2011 Global Study Trip Report, Brasilia and Rio de Janeiro, Brazil
What impressed us most during our stay in Brazil was the sense of optimism among different strata of Brazilian society about their country’s future. While acknowledging Brazil’s problems – high-income inequality, corruption, urban crime and drugs, and environmental degradation – policymakers also demonstrated a strong political will to tackle these problems through innovative policies.
In our meetings in Rio de Janeiro and Brasilia we were able to examine the trajectory of Brazil’s growth from various viewpoints – economic, environmental, security, and political – with the individuals directly responsible for drafting Brazil’s policies and plan for development. While Brazil is a subject of frequent discussion in policy circles, we had never internalized the scale, economy, resources, or potential of the country before.
Minister of Foreign Affairs Antonio Patriota demonstrated Brazil’s sophistication in planning a future in which his country will be a central player in international policy. He explained that Brazil would like to enter into unions with nations not only in South America but also Central America. By “playing the game” with both Western-government supported regimes and those on the periphery, Brazil is working hard to position itself as the international “good guy.”
We also saw the importance of grassroots activism in driving Brazil’s future when we visited the favelas. In Rio de Janeiro we visited the favela of Vigário Geral and Cultural AfroReggae, an organization that offers opportunities to youth through educational, art, and cultural programs. To see the decrepit living circumstances and extreme poverty firsthand was humbling.
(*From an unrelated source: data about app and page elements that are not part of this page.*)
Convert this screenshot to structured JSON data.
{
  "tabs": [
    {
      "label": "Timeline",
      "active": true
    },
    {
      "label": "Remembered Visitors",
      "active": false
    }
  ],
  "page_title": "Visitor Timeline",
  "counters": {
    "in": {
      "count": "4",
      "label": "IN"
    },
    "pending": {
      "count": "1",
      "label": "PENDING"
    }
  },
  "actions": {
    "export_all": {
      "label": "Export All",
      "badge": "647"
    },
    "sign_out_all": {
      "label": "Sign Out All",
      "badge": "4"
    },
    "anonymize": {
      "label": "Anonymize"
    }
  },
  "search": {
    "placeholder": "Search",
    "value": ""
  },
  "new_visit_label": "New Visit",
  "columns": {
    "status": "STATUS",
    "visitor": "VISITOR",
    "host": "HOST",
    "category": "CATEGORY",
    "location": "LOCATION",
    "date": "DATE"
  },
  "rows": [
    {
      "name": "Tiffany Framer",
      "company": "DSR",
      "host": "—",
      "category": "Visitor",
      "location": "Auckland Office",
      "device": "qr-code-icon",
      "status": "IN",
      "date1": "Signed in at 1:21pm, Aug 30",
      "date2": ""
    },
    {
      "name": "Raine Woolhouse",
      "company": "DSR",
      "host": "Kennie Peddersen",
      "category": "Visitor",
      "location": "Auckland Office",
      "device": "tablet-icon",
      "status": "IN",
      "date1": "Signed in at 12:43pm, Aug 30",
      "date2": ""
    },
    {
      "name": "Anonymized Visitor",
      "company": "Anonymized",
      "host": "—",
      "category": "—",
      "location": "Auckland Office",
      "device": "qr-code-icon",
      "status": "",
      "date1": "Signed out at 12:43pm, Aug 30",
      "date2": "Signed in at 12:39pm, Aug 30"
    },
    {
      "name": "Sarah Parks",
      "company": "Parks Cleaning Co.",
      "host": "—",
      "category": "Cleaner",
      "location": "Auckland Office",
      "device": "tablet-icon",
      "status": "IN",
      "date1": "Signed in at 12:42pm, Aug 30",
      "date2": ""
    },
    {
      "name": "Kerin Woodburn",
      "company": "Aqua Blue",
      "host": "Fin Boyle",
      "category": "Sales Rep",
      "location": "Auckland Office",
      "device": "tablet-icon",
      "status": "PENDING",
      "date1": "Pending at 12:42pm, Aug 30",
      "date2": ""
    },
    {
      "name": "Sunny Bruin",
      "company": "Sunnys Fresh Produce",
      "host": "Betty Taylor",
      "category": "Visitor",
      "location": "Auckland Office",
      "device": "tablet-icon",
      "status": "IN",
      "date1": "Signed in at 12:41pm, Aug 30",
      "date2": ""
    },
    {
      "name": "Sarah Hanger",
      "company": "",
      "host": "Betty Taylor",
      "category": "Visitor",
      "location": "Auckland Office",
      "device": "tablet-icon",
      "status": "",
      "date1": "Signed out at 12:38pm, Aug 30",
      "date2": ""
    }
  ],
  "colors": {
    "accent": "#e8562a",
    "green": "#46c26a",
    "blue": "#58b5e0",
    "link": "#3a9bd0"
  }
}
Yet it was both eye opening and inspiring to learn about the impact the organization has had in providing a positive outlet for disadvantaged youth.
Afroreggae is a group of musicians born and raised in this favela. After drug dealers killed one of their musicians, the Afroreggae group decided to start a social program to improve safety in the favela. Their project became so popular that today they are financed by big businesses, government, and banks. The level of corporate and government sponsorship displayed within the new community center demonstrated shifts within Rio towards development, poverty alleviation, and community empowerment.
Interestingly, we learned that favelas are not just located on the outskirts of Rio. Rather, they are interspersed throughout Rio, making citywide attempts to reduce crime and the drug trade even more challenging.
Security in Rio de Janeiro
Rio de Janeiro’s Secretary for Security José Mariano Beltrame is known as a magician because of the dramatic decline in crime in Rio during his tenure. Mr. Beltrame spoke about the city’s efforts to pacify and cleanse the favelas and integrate them into the city by removing the influence of drug lords and introducing public services. He described his approach to crime fighting – law enforcement is about building relationships, establishing trust, and providing services; economic and physical security reinforce one another at the same time that poverty and crime are mutually exacerbating.
Indeed, the federal government has implemented many tangible security measures throughout the city to reduce instances of crime and drug trafficking. For example, in favelas, the police hire “local security forces” – that is, armed personnel native to the favelas and familiar with the residents – to supervise law and order within the community. Perhaps more interesting, however, was the number of police in non-favela areas – a sign perhaps that authorities in Rio are trying to strengthen the perception that their city is “safe” and therefore prepared to host events like the World Cup and the Olympics.
The approach in Rio is one of classic counterinsurgency: clear, hold, and build. Brazil has an abundance of labor. It’s not difficult to double or triple the police trainees available to monitor “pacified” favelas, with the implicit assumption that as police move from one favela to the next, they will narrow the space for gangs and simply squeeze criminality out of existence.
Some of us were skeptical about the purported success of this approach. Therefore, we were impressed by the recognition that one way or another, the people in the favelas need to be integrated into the city. The immediate answer seems to be an attempt to deliver services to the favelas and shower the people with all the enfranchisements of being a real part of a state. Favelas that haven’t been pacified can be impenetrable to government services, however, and physically changing faveladwellers’ surroundings will not necessarily be met with welcome reception. The conclusion seems to be “where we can’t bring services to the people of the favelas, bring the people of the favelas to the services.” To that end, the government has sought to integrate the favelas with the city center through a network of gondolas. It is a colorful and progressive approach, but one that has been met with the opposition of city dwellers who fear that making it easy for people in favelas to get to the city will make it easy for crime to leak down from the mountains.
To everyone we talked to, the favelas were clearly the point of reservation for those almost ready to declare Brazil a developed country or a South American miracle.
The Collective IPS Experience
Brazil is a country in flux, undergoing a dramatic transformation in economic, political, and social dimensions. Yet it is only after our visit that we could fully grasp the driving forces behind its progress and the challenges that need to be overcome.
In addition, the opportunity to bond and get to know fellow IPS students was invaluable. We learned much about the range of experiences, both academic and professional, within our group as a whole, as well as our diverse interests and aspirations.